DATASET
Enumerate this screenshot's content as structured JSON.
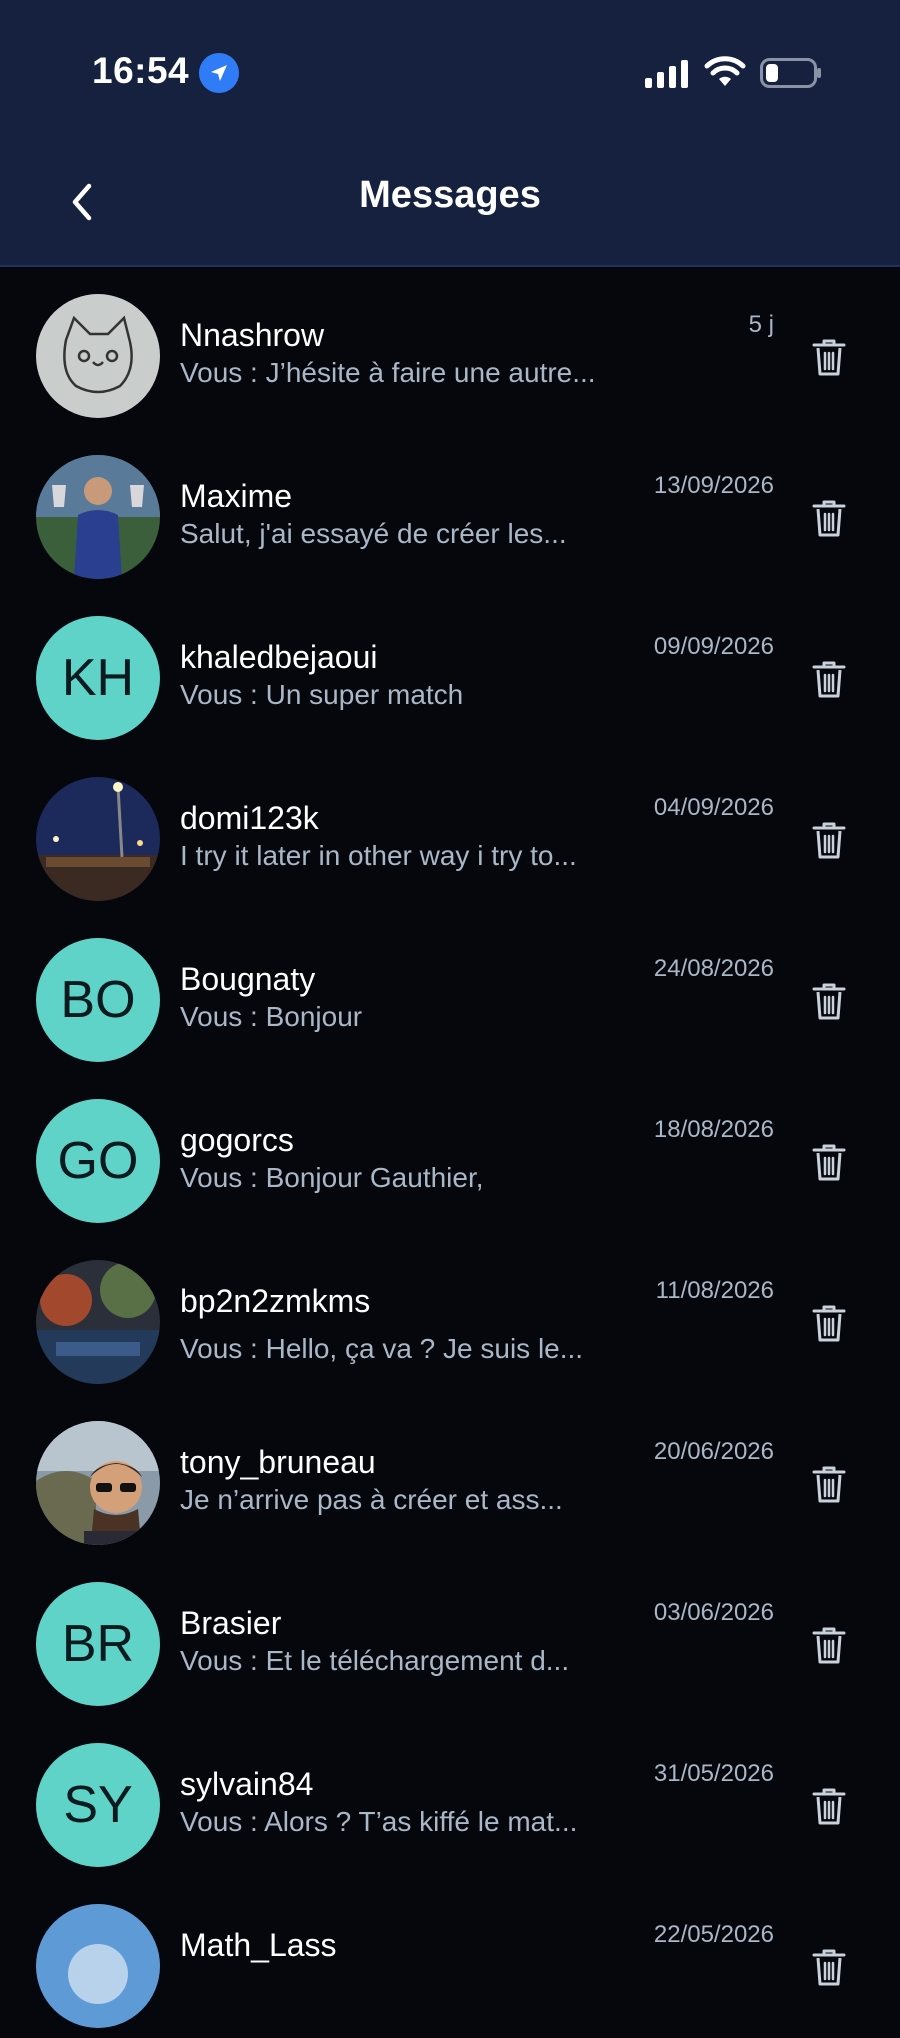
{
  "status_bar": {
    "time": "16:54"
  },
  "header": {
    "title": "Messages"
  },
  "colors": {
    "header_bg": "#15213f",
    "page_bg": "#05070d",
    "avatar_initials_bg": "#5fd3c8",
    "secondary_text": "#a9b7c6",
    "location_badge": "#2f7cf6"
  },
  "conversations": [
    {
      "name": "Nnashrow",
      "preview": "Vous : J’hésite à faire une autre...",
      "date": "5 j",
      "avatar": {
        "type": "image",
        "icon": "cat-drawing-avatar"
      }
    },
    {
      "name": "Maxime",
      "preview": "Salut, j'ai essayé de créer les...",
      "date": "13/09/2026",
      "avatar": {
        "type": "image",
        "icon": "person-trophies-avatar"
      }
    },
    {
      "name": "khaledbejaoui",
      "preview": "Vous : Un super match",
      "date": "09/09/2026",
      "avatar": {
        "type": "initials",
        "initials": "KH"
      }
    },
    {
      "name": "domi123k",
      "preview": "I try it later in other way i try to...",
      "date": "04/09/2026",
      "avatar": {
        "type": "image",
        "icon": "stadium-night-avatar"
      }
    },
    {
      "name": "Bougnaty",
      "preview": "Vous : Bonjour",
      "date": "24/08/2026",
      "avatar": {
        "type": "initials",
        "initials": "BO"
      }
    },
    {
      "name": "gogorcs",
      "preview": "Vous : Bonjour Gauthier,",
      "date": "18/08/2026",
      "avatar": {
        "type": "initials",
        "initials": "GO"
      }
    },
    {
      "name": "bp2n2zmkms",
      "preview": "Vous : Hello, ça va ? Je suis le...",
      "date": "11/08/2026",
      "avatar": {
        "type": "image",
        "icon": "fans-flares-avatar"
      }
    },
    {
      "name": "tony_bruneau",
      "preview": "Je n’arrive pas à créer et ass...",
      "date": "20/06/2026",
      "avatar": {
        "type": "image",
        "icon": "man-sunglasses-avatar"
      }
    },
    {
      "name": "Brasier",
      "preview": "Vous : Et le téléchargement d...",
      "date": "03/06/2026",
      "avatar": {
        "type": "initials",
        "initials": "BR"
      }
    },
    {
      "name": "sylvain84",
      "preview": "Vous : Alors ? T’as kiffé le mat...",
      "date": "31/05/2026",
      "avatar": {
        "type": "initials",
        "initials": "SY"
      }
    },
    {
      "name": "Math_Lass",
      "preview": "",
      "date": "22/05/2026",
      "avatar": {
        "type": "image",
        "icon": "sky-avatar"
      }
    }
  ]
}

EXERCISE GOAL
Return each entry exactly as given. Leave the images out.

EXERCISE RESPONSE
Enumerate this screenshot's content as structured JSON.
{
  "status_bar": {
    "time": "16:54"
  },
  "header": {
    "title": "Messages"
  },
  "colors": {
    "header_bg": "#15213f",
    "page_bg": "#05070d",
    "avatar_initials_bg": "#5fd3c8",
    "secondary_text": "#a9b7c6",
    "location_badge": "#2f7cf6"
  },
  "conversations": [
    {
      "name": "Nnashrow",
      "preview": "Vous : J’hésite à faire une autre...",
      "date": "5 j",
      "avatar": {
        "type": "image",
        "icon": "cat-drawing-avatar"
      }
    },
    {
      "name": "Maxime",
      "preview": "Salut, j'ai essayé de créer les...",
      "date": "13/09/2026",
      "avatar": {
        "type": "image",
        "icon": "person-trophies-avatar"
      }
    },
    {
      "name": "khaledbejaoui",
      "preview": "Vous : Un super match",
      "date": "09/09/2026",
      "avatar": {
        "type": "initials",
        "initials": "KH"
      }
    },
    {
      "name": "domi123k",
      "preview": "I try it later in other way i try to...",
      "date": "04/09/2026",
      "avatar": {
        "type": "image",
        "icon": "stadium-night-avatar"
      }
    },
    {
      "name": "Bougnaty",
      "preview": "Vous : Bonjour",
      "date": "24/08/2026",
      "avatar": {
        "type": "initials",
        "initials": "BO"
      }
    },
    {
      "name": "gogorcs",
      "preview": "Vous : Bonjour Gauthier,",
      "date": "18/08/2026",
      "avatar": {
        "type": "initials",
        "initials": "GO"
      }
    },
    {
      "name": "bp2n2zmkms",
      "preview": "Vous : Hello, ça va ? Je suis le...",
      "date": "11/08/2026",
      "avatar": {
        "type": "image",
        "icon": "fans-flares-avatar"
      }
    },
    {
      "name": "tony_bruneau",
      "preview": "Je n’arrive pas à créer et ass...",
      "date": "20/06/2026",
      "avatar": {
        "type": "image",
        "icon": "man-sunglasses-avatar"
      }
    },
    {
      "name": "Brasier",
      "preview": "Vous : Et le téléchargement d...",
      "date": "03/06/2026",
      "avatar": {
        "type": "initials",
        "initials": "BR"
      }
    },
    {
      "name": "sylvain84",
      "preview": "Vous : Alors ? T’as kiffé le mat...",
      "date": "31/05/2026",
      "avatar": {
        "type": "initials",
        "initials": "SY"
      }
    },
    {
      "name": "Math_Lass",
      "preview": "",
      "date": "22/05/2026",
      "avatar": {
        "type": "image",
        "icon": "sky-avatar"
      }
    }
  ]
}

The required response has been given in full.